A group of congressional liberals is preparing a letter urging Secretary of State George P. Shultz not to supply El Salvador's Air Force with AC47 gunships capable of firing 18,000 rounds a minute.
The Reagan administration has said it is considering sending three of the planes, nicknamed "Puff the Magic Dragon" in the Vietnam war, to help the Salvadoran military in its campaign against leftist guerrillas.
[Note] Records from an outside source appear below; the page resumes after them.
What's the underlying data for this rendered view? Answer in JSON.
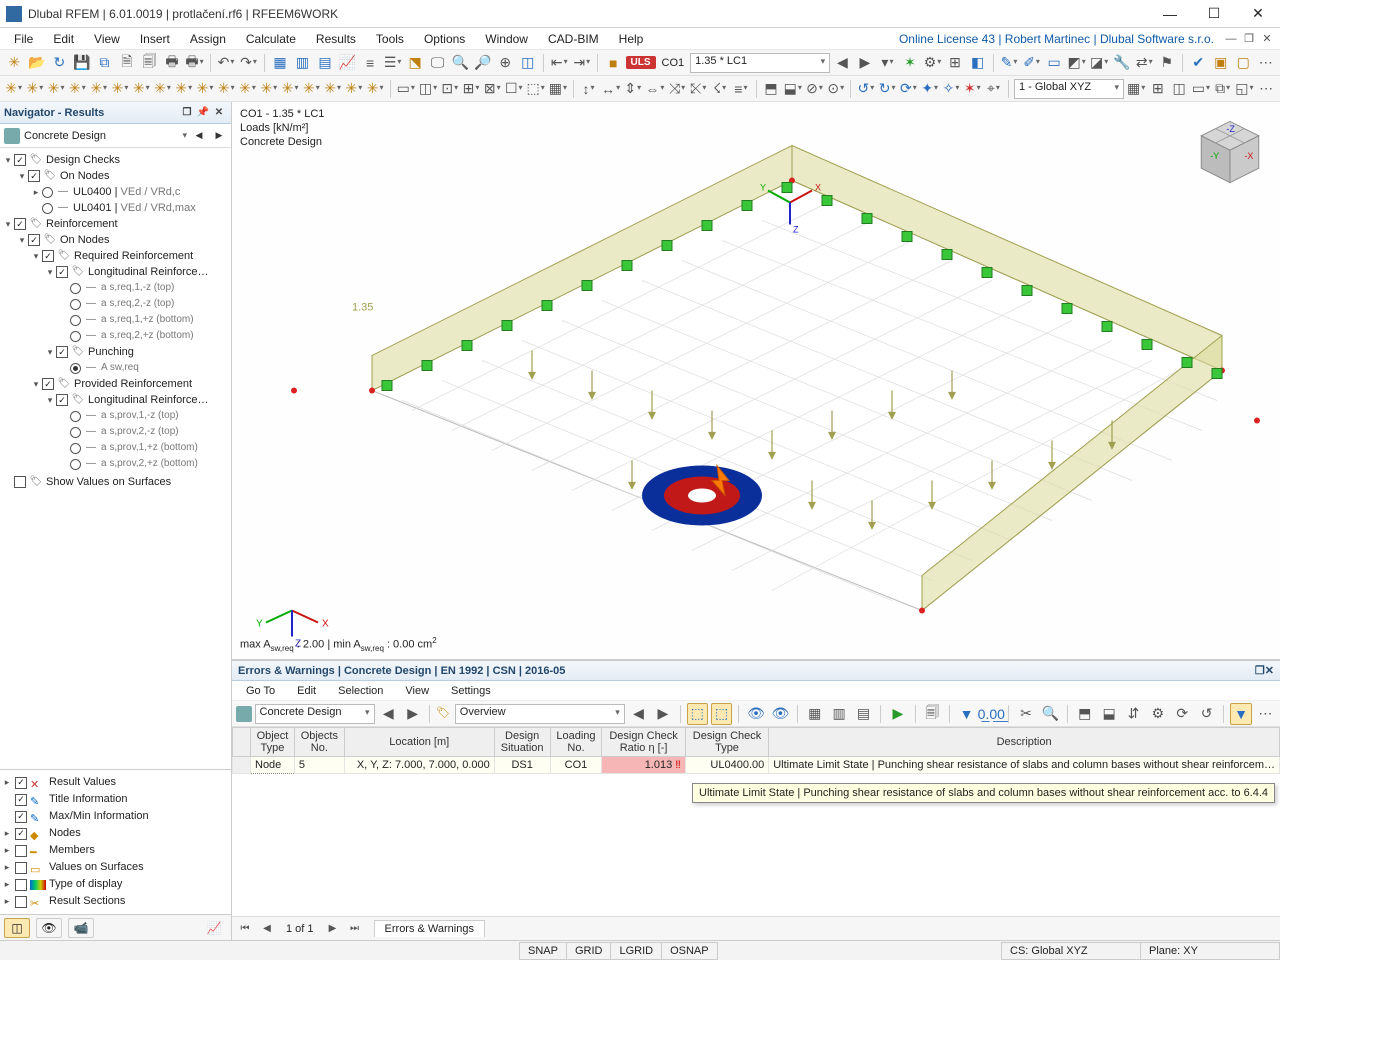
{
  "titlebar": {
    "text": "Dlubal RFEM | 6.01.0019 | protlačení.rf6 | RFEEM6WORK"
  },
  "menubar": {
    "items": [
      "File",
      "Edit",
      "View",
      "Insert",
      "Assign",
      "Calculate",
      "Results",
      "Tools",
      "Options",
      "Window",
      "CAD-BIM",
      "Help"
    ],
    "license": "Online License 43 | Robert Martinec | Dlubal Software s.r.o."
  },
  "toolbar1": {
    "uls": "ULS",
    "co_label": "CO1",
    "co_combo": "1.35 * LC1",
    "global_combo": "1 - Global XYZ"
  },
  "navigator": {
    "title": "Navigator - Results",
    "selector": "Concrete Design",
    "tree": {
      "design_checks": "Design Checks",
      "on_nodes_1": "On Nodes",
      "ul0400": "UL0400 | ",
      "ul0400_sub": "VEd / VRd,c",
      "ul0401": "UL0401 | ",
      "ul0401_sub": "VEd / VRd,max",
      "reinforcement": "Reinforcement",
      "on_nodes_2": "On Nodes",
      "req_reinf": "Required Reinforcement",
      "long_reinf_1": "Longitudinal Reinforce…",
      "as_req_1mz": "a s,req,1,-z (top)",
      "as_req_2mz": "a s,req,2,-z (top)",
      "as_req_1pz": "a s,req,1,+z (bottom)",
      "as_req_2pz": "a s,req,2,+z (bottom)",
      "punching": "Punching",
      "asw_req": "A sw,req",
      "prov_reinf": "Provided Reinforcement",
      "long_reinf_2": "Longitudinal Reinforce…",
      "as_prov_1mz": "a s,prov,1,-z (top)",
      "as_prov_2mz": "a s,prov,2,-z (top)",
      "as_prov_1pz": "a s,prov,1,+z (bottom)",
      "as_prov_2pz": "a s,prov,2,+z (bottom)",
      "show_values": "Show Values on Surfaces"
    },
    "display": {
      "result_values": "Result Values",
      "title_info": "Title Information",
      "maxmin": "Max/Min Information",
      "nodes": "Nodes",
      "members": "Members",
      "values_surf": "Values on Surfaces",
      "type_disp": "Type of display",
      "result_sect": "Result Sections"
    }
  },
  "viewport": {
    "line1": "CO1 - 1.35 * LC1",
    "line2": "Loads [kN/m²]",
    "line3": "Concrete Design",
    "factor": "1.35",
    "bottom_line": "max A sw,req : 2.00 | min A sw,req : 0.00 cm²"
  },
  "ew_panel": {
    "title": "Errors & Warnings | Concrete Design | EN 1992 | CSN | 2016-05",
    "menu": [
      "Go To",
      "Edit",
      "Selection",
      "View",
      "Settings"
    ],
    "selector1": "Concrete Design",
    "selector2": "Overview",
    "headers": {
      "obj_type": "Object\nType",
      "obj_no": "Objects\nNo.",
      "location": "Location [m]",
      "design_sit": "Design\nSituation",
      "loading_no": "Loading\nNo.",
      "ratio": "Design Check\nRatio η [-]",
      "dc_type": "Design Check\nType",
      "description": "Description"
    },
    "row": {
      "obj_type": "Node",
      "obj_no": "5",
      "location": "X, Y, Z: 7.000, 7.000, 0.000",
      "design_sit": "DS1",
      "loading_no": "CO1",
      "ratio": "1.013",
      "ratio_flag": "‼",
      "dc_type": "UL0400.00",
      "description": "Ultimate Limit State | Punching shear resistance of slabs and column bases without shear reinforcem…"
    },
    "tooltip": "Ultimate Limit State | Punching shear resistance of slabs and column bases without shear reinforcement acc. to 6.4.4",
    "pager": "1 of 1",
    "tab": "Errors & Warnings"
  },
  "statusbar": {
    "snap": "SNAP",
    "grid": "GRID",
    "lgrid": "LGRID",
    "osnap": "OSNAP",
    "cs": "CS: Global XYZ",
    "plane": "Plane: XY"
  }
}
State Department officials said yesterday that a decision has not yet been made.
Rep. Ted Weiss (D-N.Y.) released a draft letter yesterday expressing concern that Salvadoran pilots would be unable to distinguish between guerrillas and civilians and arguing that the use of AC47s thus could "increase civilian casualties."
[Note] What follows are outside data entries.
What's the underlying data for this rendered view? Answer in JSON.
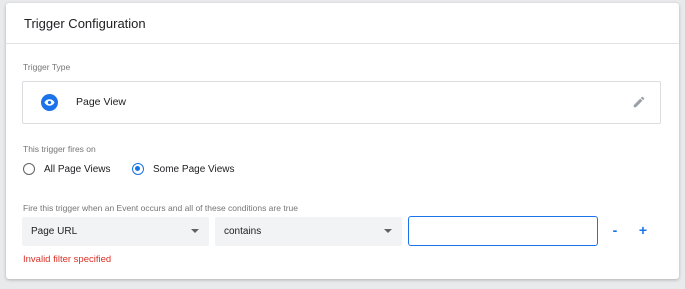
{
  "card": {
    "title": "Trigger Configuration"
  },
  "trigger_type": {
    "label": "Trigger Type",
    "name": "Page View",
    "icon": "eye-icon",
    "accent": "#1a73e8"
  },
  "fires_on": {
    "label": "This trigger fires on",
    "options": [
      {
        "label": "All Page Views",
        "selected": false
      },
      {
        "label": "Some Page Views",
        "selected": true
      }
    ]
  },
  "conditions": {
    "label": "Fire this trigger when an Event occurs and all of these conditions are true",
    "variable": "Page URL",
    "operator": "contains",
    "value": "",
    "remove_label": "-",
    "add_label": "+"
  },
  "error": {
    "text": "Invalid filter specified",
    "color": "#d93025"
  }
}
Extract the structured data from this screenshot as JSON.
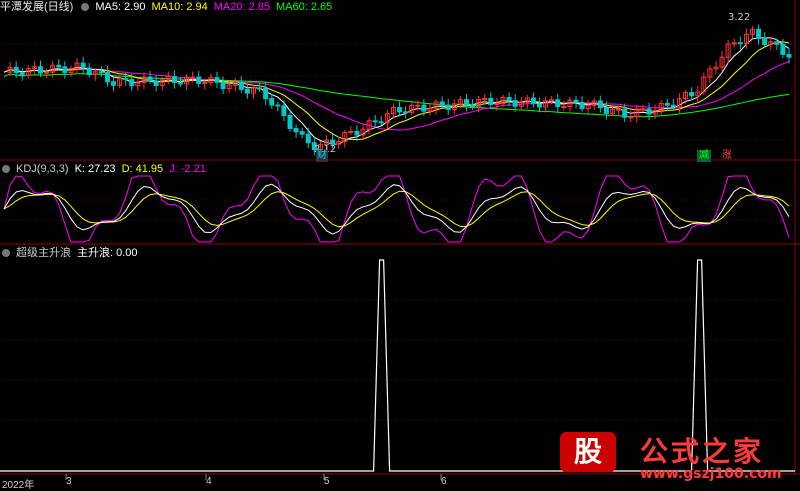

A spokesman for Weiss said eight House members had signed the letter as of yesterday.
He added that the draft is being circulated in hopes of obtaining more signatures before it is sent to Shultz next week.
U.S. officials said there are differences of opinion within the administration about whether to give El Salvador the low-flying, twin-prop planes equipped with three rapid-fire guns that have been described as capable of putting a bullet in every square foot of an area the size of a football field.
Early this year, Nestor D. Sanchez, a deputy assistant secretary of defense, expressed reluctance about sending heavy-firepower gunships to El Salvador "because of our concern over atrocities."
But the use of U.S.-supplied jet bombers against the guerrillas has been criticized for causing heavy casualties among civilians near combat zones, and some U.S. officials argue that using gunships such as the AC47 would lessen the risk to civilians because their firepower can be controlled more precisely.